What you need to do:
State only how many lines below include the string "automatic".

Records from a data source

************

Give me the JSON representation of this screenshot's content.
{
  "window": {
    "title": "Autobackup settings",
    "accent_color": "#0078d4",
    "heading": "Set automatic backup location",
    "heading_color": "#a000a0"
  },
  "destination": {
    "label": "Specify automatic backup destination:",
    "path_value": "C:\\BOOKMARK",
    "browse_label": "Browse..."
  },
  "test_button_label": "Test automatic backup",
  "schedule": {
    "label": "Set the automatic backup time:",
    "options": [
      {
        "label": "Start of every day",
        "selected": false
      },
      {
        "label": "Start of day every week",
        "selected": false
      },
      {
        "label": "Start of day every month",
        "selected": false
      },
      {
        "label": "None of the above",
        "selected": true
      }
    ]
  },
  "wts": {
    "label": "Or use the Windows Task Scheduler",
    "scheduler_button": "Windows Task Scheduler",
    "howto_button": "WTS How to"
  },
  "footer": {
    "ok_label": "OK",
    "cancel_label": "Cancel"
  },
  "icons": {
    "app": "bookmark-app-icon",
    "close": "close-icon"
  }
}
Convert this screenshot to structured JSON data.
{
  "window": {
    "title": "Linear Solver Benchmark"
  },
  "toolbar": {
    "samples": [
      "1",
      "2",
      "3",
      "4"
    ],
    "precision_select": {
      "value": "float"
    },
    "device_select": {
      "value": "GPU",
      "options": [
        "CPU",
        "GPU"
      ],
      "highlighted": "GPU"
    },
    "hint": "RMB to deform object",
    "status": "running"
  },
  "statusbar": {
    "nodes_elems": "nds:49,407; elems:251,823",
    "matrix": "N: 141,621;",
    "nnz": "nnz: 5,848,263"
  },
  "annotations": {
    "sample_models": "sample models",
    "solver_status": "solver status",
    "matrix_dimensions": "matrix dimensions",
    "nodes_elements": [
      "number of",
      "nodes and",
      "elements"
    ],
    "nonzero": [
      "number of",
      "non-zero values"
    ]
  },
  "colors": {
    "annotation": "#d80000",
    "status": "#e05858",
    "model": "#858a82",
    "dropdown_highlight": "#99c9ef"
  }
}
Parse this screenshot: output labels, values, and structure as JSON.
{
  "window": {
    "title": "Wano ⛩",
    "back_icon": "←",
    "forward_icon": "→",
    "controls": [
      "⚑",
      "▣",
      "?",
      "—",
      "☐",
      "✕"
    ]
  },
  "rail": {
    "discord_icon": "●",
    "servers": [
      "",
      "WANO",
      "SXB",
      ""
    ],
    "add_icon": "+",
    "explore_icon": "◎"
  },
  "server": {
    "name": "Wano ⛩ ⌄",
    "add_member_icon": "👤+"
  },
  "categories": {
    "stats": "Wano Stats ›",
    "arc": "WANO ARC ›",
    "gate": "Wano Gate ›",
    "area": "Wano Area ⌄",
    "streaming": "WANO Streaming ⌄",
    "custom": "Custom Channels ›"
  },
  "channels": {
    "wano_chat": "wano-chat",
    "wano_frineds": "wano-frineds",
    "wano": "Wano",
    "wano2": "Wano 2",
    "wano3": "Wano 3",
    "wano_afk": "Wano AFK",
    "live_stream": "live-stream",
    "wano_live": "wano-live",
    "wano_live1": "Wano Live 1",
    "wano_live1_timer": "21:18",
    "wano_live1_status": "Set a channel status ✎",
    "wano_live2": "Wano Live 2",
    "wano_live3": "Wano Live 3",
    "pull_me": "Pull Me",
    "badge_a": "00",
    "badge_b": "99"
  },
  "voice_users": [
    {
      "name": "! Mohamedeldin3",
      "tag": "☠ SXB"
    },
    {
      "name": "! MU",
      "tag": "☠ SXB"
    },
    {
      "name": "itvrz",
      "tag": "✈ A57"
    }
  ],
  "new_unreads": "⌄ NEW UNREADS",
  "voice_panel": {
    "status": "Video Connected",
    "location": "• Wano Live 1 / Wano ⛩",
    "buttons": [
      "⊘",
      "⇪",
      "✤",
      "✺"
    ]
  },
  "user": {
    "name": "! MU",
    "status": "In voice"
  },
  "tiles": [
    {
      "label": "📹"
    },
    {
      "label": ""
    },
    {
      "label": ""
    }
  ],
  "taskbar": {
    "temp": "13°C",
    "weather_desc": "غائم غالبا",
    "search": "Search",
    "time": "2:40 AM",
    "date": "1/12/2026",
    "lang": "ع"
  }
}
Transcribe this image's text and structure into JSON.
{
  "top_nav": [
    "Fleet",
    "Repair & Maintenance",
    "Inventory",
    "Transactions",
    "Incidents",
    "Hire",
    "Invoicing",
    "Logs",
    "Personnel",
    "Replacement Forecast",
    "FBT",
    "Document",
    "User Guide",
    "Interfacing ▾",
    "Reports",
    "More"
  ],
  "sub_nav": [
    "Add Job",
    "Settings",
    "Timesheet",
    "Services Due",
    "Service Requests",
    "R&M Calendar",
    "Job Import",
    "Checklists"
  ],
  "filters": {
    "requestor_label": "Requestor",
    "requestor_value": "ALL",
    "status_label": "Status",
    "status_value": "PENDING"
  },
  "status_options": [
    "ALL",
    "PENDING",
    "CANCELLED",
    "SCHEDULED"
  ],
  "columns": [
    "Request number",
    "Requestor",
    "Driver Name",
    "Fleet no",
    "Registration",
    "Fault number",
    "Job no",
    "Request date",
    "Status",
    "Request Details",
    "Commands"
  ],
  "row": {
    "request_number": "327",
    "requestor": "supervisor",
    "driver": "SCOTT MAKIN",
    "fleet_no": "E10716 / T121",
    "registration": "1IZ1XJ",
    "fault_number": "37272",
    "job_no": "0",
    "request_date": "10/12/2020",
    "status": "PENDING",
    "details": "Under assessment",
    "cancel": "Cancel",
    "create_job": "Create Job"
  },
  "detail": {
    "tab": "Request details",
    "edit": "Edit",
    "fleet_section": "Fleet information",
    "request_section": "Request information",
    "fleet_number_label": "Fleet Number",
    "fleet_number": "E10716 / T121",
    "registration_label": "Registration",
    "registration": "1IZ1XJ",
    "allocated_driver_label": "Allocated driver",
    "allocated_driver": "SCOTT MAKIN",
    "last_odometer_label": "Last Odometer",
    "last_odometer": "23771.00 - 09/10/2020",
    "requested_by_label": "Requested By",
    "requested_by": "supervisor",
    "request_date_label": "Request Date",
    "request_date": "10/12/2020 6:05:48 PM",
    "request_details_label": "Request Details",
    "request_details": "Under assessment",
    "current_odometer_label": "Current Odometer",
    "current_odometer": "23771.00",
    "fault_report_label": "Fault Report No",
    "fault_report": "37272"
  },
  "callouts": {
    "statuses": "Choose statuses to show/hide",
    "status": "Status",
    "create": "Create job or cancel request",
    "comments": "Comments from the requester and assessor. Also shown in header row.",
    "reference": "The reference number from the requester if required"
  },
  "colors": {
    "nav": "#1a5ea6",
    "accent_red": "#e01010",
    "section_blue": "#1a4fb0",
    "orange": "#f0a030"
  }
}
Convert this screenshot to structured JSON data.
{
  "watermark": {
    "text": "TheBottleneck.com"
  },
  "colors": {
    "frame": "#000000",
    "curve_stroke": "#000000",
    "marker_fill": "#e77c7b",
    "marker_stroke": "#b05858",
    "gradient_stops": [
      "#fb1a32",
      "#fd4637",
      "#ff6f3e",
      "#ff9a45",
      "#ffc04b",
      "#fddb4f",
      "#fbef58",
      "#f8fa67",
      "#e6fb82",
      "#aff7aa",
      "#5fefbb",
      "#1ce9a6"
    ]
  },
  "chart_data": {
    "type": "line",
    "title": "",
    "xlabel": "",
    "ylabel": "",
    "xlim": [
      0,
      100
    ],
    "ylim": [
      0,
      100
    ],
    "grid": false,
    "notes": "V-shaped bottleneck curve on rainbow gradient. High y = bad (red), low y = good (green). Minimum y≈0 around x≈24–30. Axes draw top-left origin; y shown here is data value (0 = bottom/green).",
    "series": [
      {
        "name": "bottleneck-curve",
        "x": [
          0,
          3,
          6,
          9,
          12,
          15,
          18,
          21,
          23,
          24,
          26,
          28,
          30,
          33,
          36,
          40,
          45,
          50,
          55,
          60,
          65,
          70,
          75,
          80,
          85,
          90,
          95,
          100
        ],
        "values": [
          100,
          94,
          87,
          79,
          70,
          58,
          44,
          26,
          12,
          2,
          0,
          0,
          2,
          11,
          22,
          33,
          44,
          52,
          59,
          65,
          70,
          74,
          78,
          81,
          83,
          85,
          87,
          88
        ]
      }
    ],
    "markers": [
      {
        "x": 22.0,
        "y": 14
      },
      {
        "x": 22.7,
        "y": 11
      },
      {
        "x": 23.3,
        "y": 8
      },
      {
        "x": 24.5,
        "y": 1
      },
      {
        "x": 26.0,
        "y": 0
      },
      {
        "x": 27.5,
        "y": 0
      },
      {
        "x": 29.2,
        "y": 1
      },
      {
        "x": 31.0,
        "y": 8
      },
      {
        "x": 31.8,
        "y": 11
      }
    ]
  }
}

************

Written answer:
4